After the Supreme Court ruled on June 4 that 10 children born to Filipino women had the right to be granted Japanese nationality, every media outlet in the country called the verdict “epoch-making” because the court declared a provision of the Nationality Law unconstitutional.
The fathers of the 10 plaintiffs, all of whom live in Japan, are Japanese men who acknowledged their paternity but are not married to the mothers. The Nationality Law says that a child born to a non-Japanese mother and a Japanese father who aren’t married to each other can only be granted Japanese nationality if the father acknowledges paternity before the child’s birth. The Supreme Court ruled that this provision violates Article 14 of the Constitution, which guarantees equality under the law, since the Nationality Law also states that an out-of-wedlock child who is acknowledged by the father after birth can be granted Japanese nationality if the father and the mother subsequently marry. That means the only difference with regard to granting nationality is the married status of the parents. Such a condition constitutes unequal treatment.
An article in last week’s Shukan Asahi predicted 100,000 new Japanese nationals as a result of the verdict. Many of these potential Japanese already live in Japan, but as many, if not more, reside overseas. Tokyo Shimbun reported that “tens of thousands” of children fathered by Japanese men live in the Philippines alone, and if these fathers officially acknowledge their paternity, the children could legally move to Japan along with their mothers and other close relations.
However, the ruling also has legal ramifications for some children who are already Japanese. A longer analysis of the case that appeared in the Mainichi Shimbun pointed out that even after they gain Japanese nationality, the 10 plaintiffs will still be considered “out-of- wedlock children” and therefore will be subject to discrimination just like other Japanese children whose illegitimacy is indicated in their family registers.
The discrimination mostly has to do with inheritance. The Civil Code states that an illegitimate child of a head of household is entitled to only half the inheritance of a legitimate child. For years the United Nations Human Rights Commission has been pressuring Japan to change this law and otherwise stop distinguishing between legitimate and illegitimate children. A Waseda University professor told the Mainichi that he believes the Supreme Court’s verdict will finally lead to a frank discussion about illegitimacy and a change in the law with regard to inheritance. If the Nationality Law is unconstitutional because it discriminates between children of married couples and children of unmarried couples, then wouldn’t that mean the inheritance provision is also unconstitutional? As long ago as 1996, an advisory panel set up by the Justice Ministry recommended that the inheritance distinction be scrapped, but no relevant bill has ever made it to the discussion stage in the Diet.

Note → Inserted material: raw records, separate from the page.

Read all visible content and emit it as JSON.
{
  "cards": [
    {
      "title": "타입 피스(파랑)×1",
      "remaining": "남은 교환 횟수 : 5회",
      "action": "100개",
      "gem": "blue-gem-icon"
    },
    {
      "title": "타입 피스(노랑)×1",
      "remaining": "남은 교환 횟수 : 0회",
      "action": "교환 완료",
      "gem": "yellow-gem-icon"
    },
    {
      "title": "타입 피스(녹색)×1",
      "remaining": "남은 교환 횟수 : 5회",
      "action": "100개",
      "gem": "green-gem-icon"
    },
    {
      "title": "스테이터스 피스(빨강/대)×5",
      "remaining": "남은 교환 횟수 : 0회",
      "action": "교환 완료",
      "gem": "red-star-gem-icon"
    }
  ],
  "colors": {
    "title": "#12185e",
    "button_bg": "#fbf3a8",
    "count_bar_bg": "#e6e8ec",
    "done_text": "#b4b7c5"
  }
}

Maybe that’s because the nature of the problem is more bureaucratic than legal owing to the structure of the family register, in which offspring are described in terms of succession — first son, second son, first daughter, etc. Children born out of wedlock are simply listed as male or female, thus indicating their illegitimacy. Even if the inheritance provision is changed, illegitimacy would still be apparent in the family register. In 2004 the Justice Ministry began allowing local governments to indicate out-of-wedlock children with terms of succession, thus blurring the difference between them and their “legitimate” counterparts, but it doesn’t erase the distinction, which is obvious to anyone who knows how to read the document.
Illegitimacy is even more of a problem in the case of a 27-year-old woman from Hyogo Prefecture who gave birth to a boy on May 29. Until last week the baby was technically illegitimate even though the woman and the father of the baby held a wedding ceremony last year. But the couple was not considered legally married because the wife does not have a family register. When she was born, her mother had recently divorced. According to the Family Registry Law, any child born to a woman less than 300 days after her divorce is considered to be the child of the previous husband, and the daughter’s birth occurred before the 300-day mark. But the ex-husband was not the real father, and so the mother didn’t register her daughter. In Japan, if you don’t have a family register, for all intents and purposes you don’t exist. The 300-day law has been a topic of contention for years, but despite plans to scrap it, it still stands.
However, last Wednesday, the pertinent local government office made an exception in the new baby’s case and registered his name in the father’s family register after accepting a marriage report from the couple. It was the first time ever that a child born to a mother without a family register was allowed to be entered in the father’s.
There are many other Japanese who for one reason or another do not have family registers, which means they cannot legally marry, obtain passports or vote. In most cases they cannot receive public services, such as free education, but because these cases are “exceptional,” solutions such as the one in Hyogo have to be makeshift. It’s pretty much up to the local government. The bureaucracy and the ruling coalition don’t want to change the family-register system, and since the annual number of out-of-wedlock births to Japanese mothers has doubled in the last decade, the issue of whether or not illegitimate children receive equal treatment under the law will likely become even more complicated.